§ **TASK REQUIREMENTS**: Consider the entries below. Count the lines holding the string "JSON" and state the number only.

§ **DATA TO PROCESS**:
# # #

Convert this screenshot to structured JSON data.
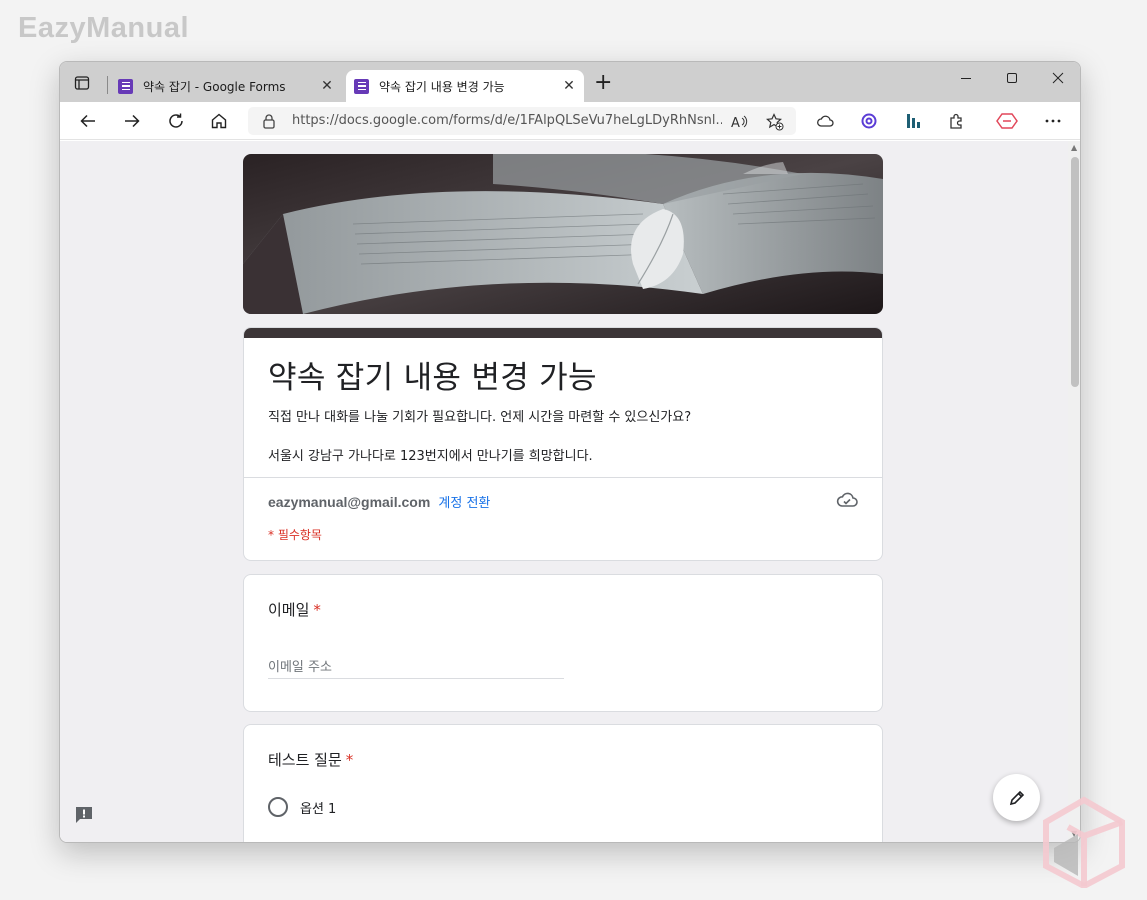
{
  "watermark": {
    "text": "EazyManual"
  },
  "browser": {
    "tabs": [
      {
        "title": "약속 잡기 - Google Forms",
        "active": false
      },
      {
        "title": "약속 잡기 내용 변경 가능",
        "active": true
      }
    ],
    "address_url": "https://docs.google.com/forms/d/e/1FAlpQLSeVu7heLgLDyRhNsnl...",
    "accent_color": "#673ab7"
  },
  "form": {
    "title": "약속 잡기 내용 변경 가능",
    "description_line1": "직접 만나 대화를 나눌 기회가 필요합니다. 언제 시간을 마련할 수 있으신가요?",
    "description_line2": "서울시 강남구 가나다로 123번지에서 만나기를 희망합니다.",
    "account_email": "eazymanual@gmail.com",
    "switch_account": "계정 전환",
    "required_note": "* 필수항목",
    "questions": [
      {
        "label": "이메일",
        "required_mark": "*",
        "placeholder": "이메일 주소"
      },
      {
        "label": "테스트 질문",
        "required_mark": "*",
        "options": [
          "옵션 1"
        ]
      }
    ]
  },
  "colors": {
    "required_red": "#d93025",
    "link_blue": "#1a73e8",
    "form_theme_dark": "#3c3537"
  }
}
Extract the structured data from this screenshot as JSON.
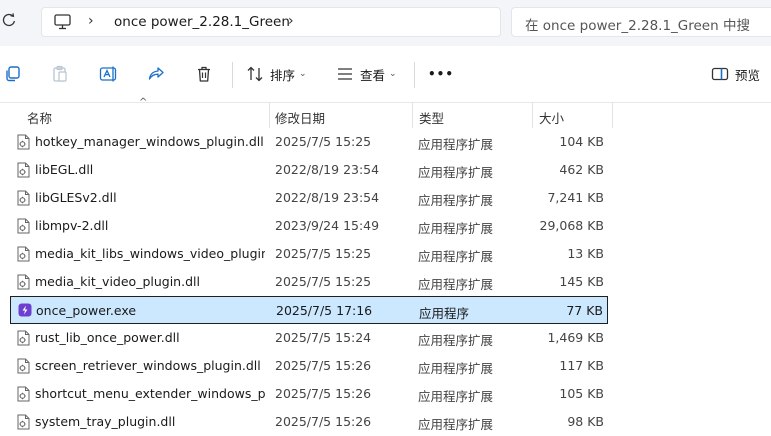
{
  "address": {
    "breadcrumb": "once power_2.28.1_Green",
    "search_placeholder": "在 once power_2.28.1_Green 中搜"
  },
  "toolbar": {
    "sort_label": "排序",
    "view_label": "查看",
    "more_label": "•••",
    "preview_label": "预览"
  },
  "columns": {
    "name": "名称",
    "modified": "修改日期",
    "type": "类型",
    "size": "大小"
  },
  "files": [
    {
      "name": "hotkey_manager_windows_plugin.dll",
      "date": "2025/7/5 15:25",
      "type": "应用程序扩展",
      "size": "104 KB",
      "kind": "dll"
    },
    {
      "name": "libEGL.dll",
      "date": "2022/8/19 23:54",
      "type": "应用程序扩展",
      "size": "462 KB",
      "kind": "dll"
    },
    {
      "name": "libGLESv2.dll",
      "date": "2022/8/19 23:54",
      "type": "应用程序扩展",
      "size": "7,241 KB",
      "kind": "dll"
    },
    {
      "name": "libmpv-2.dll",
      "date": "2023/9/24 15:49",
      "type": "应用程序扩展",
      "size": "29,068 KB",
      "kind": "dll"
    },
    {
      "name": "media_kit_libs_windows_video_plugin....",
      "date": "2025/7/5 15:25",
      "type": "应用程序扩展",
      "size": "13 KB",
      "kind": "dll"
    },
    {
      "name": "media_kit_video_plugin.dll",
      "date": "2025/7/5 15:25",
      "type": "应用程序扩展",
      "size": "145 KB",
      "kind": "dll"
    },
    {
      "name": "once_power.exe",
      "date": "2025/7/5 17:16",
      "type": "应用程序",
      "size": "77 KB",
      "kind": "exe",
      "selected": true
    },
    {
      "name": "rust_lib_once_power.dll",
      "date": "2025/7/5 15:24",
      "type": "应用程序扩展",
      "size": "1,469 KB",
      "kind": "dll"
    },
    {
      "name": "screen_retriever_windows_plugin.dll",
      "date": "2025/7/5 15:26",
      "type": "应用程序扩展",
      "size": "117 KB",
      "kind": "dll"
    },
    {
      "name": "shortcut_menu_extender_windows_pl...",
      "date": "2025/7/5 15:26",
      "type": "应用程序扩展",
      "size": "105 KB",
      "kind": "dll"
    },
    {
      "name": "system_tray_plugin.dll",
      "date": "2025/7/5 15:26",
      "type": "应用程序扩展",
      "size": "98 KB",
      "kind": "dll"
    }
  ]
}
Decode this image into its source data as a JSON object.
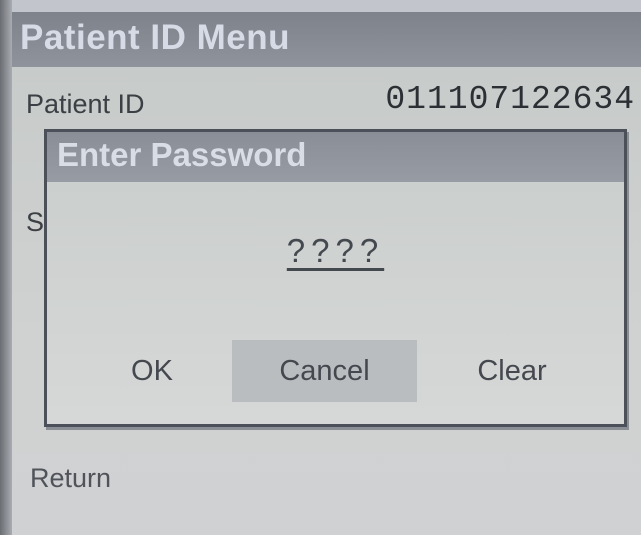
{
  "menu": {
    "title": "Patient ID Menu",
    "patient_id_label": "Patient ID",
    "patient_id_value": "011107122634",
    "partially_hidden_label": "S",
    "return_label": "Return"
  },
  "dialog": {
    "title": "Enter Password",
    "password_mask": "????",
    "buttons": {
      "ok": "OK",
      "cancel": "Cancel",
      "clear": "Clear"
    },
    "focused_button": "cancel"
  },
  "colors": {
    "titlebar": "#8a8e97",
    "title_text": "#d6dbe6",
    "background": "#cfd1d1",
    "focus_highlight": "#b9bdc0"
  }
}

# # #

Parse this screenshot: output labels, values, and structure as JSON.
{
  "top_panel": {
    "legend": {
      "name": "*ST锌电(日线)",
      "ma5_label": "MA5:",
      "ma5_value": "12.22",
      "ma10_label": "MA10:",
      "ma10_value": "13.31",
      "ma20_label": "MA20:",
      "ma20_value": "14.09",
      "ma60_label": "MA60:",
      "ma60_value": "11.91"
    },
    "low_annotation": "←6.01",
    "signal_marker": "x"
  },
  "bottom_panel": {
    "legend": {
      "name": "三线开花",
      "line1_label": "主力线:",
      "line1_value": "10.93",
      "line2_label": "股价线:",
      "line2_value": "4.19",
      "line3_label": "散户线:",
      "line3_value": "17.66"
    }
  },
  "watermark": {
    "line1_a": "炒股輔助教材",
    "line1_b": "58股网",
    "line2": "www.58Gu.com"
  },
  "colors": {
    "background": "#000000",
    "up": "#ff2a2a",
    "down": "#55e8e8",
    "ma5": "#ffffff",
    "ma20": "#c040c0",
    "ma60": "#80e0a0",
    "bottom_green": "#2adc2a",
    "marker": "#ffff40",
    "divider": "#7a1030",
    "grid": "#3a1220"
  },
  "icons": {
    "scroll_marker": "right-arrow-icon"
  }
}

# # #

§ **ANSWER FOR THE TASK**: 4